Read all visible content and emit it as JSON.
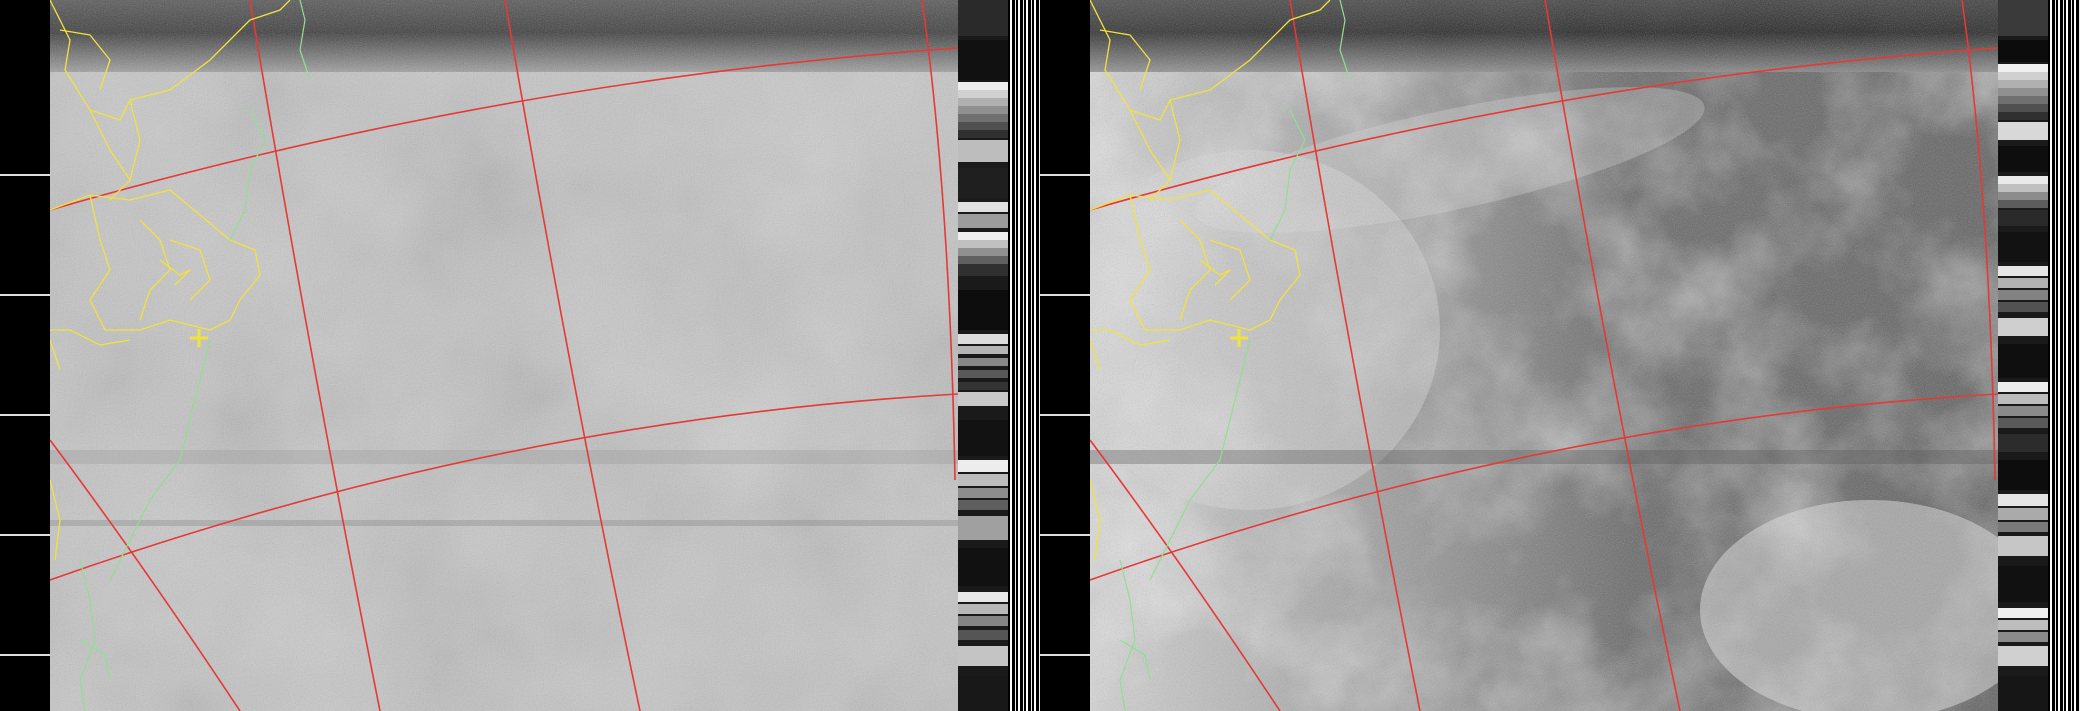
{
  "image": {
    "description_free": true,
    "channels": [
      {
        "id": "a",
        "tone": "visible-light",
        "base": "#c9c9c9"
      },
      {
        "id": "b",
        "tone": "infrared",
        "base": "#6e6e6e"
      }
    ]
  },
  "colors": {
    "grid_line": "#e53935",
    "country_border": "#f2e23c",
    "coastline": "#8fe08f",
    "city_marker": "#f2e23c",
    "sync_marker": "#dddddd"
  },
  "icons": {
    "city_marker": "cross-marker-icon"
  }
}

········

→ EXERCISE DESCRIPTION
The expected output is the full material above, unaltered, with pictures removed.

→ RESPONSE
Read all visible content and emit it as JSON.
{
  "image": {
    "description_free": true,
    "channels": [
      {
        "id": "a",
        "tone": "visible-light",
        "base": "#c9c9c9"
      },
      {
        "id": "b",
        "tone": "infrared",
        "base": "#6e6e6e"
      }
    ]
  },
  "colors": {
    "grid_line": "#e53935",
    "country_border": "#f2e23c",
    "coastline": "#8fe08f",
    "city_marker": "#f2e23c",
    "sync_marker": "#dddddd"
  },
  "icons": {
    "city_marker": "cross-marker-icon"
  }
}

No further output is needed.